(Many Italian immigrants, my grandparents included, settled in Tuckahoe to work in the marble quarries.)
A.Tales of inhumanity:
“The massacre lasted six or eight hours, and a good many Indians escaped. I tell you Ned it was hard to see little children on their knees have their brains beat out by men professing to be civilized. One squaw was wounded and a fellow took a hatchet to finish her, and he cut one arm off, and held the other with one hand and dashed the hatchet through her brain. One squaw with her two children were on their knees, begging for their lives of a dozen soldiers, within ten feet of them all firing — when one succeeded in hitting the squaw in the thigh, when she took a knife and cut the throats of both children and then killed herself. … They were all horribly mutilated. You would think it impossible for white men to butcher and mutilate human beings as they did.”
Capt. Silas Soule was at Sand Creek on November 29, 1864, the day Col. John Chivington and 700 volunteers attacked the peaceful Cheyenne-Arapahoe village on the Colorado Plains killing 150 of them. Soule refused to fight that day and wrote a letter about the massacre from which the portion quoted above was taken.
After the battle, the soldiers cut off the breasts of the women and the scrotums of the men to make into tobacco pouches that they then traded at the fort where they were stationed on their return.
Soule later testified against Chivington and was murdered soon after.
It should be pointed out, these soldiers were Christian and not Muslim.
B. Trenz Pruca’s Observations:
Today’s newspapers report that an anti-climate change scientist has been on the payroll of several petroleum connected entities who paid him for the anti-climate change scientific papers he produced.
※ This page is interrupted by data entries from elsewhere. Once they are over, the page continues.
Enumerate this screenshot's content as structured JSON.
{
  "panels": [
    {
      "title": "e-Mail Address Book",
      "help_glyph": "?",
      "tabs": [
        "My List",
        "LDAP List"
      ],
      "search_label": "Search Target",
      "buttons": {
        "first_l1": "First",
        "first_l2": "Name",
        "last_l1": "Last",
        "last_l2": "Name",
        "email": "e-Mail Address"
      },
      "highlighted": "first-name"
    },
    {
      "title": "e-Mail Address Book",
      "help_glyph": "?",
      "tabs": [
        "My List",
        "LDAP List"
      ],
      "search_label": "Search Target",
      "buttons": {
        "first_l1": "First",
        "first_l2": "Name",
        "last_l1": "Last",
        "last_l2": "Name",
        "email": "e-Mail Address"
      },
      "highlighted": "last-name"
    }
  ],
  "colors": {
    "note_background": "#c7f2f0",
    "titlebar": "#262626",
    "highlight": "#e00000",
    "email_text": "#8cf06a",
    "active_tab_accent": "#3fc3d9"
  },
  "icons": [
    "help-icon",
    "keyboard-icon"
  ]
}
He did not mention in his studies that they were paid for by interested parties in violation of the ethical standards of the institution for which he works.
Many people seem to be shocked by this disclosure. I don’t understand why. Often as a lawyer, I had been hired specifically by my clients to make their lies appear like the truth. Why would anyone be surprised by someone not bound by the strong code of ethics that we attorneys pledge to uphold doing the same? I guess, since I was a lawyer, everyone assumed I had been trained to prevaricate.
“We live in a cancer society in which growth has become the enemy of life. In economics, this means that our economy cannot sell the consumer goods pouring out of existing factories unless we are simultaneously investing more capital and resources in new factories to make more goods or are otherwise providing more purchasing power to the market by inflationary spending on non-marketable products such as national defense. This same characteristic feature of our society, that we cannot use what we already have for the satisfaction of our needs unless we devote increasing increments of time and resources to different future desires, now pervades all aspects of our society. Everywhere our activities now have built-in feedback loops which require investment in future technical innovations creating new activities or there will be sudden collapse of our existing activities.”
Carroll Quigley review of Ferkiss “In Search for a Solution to the World Crisis,” 1974
About five minutes after one PM.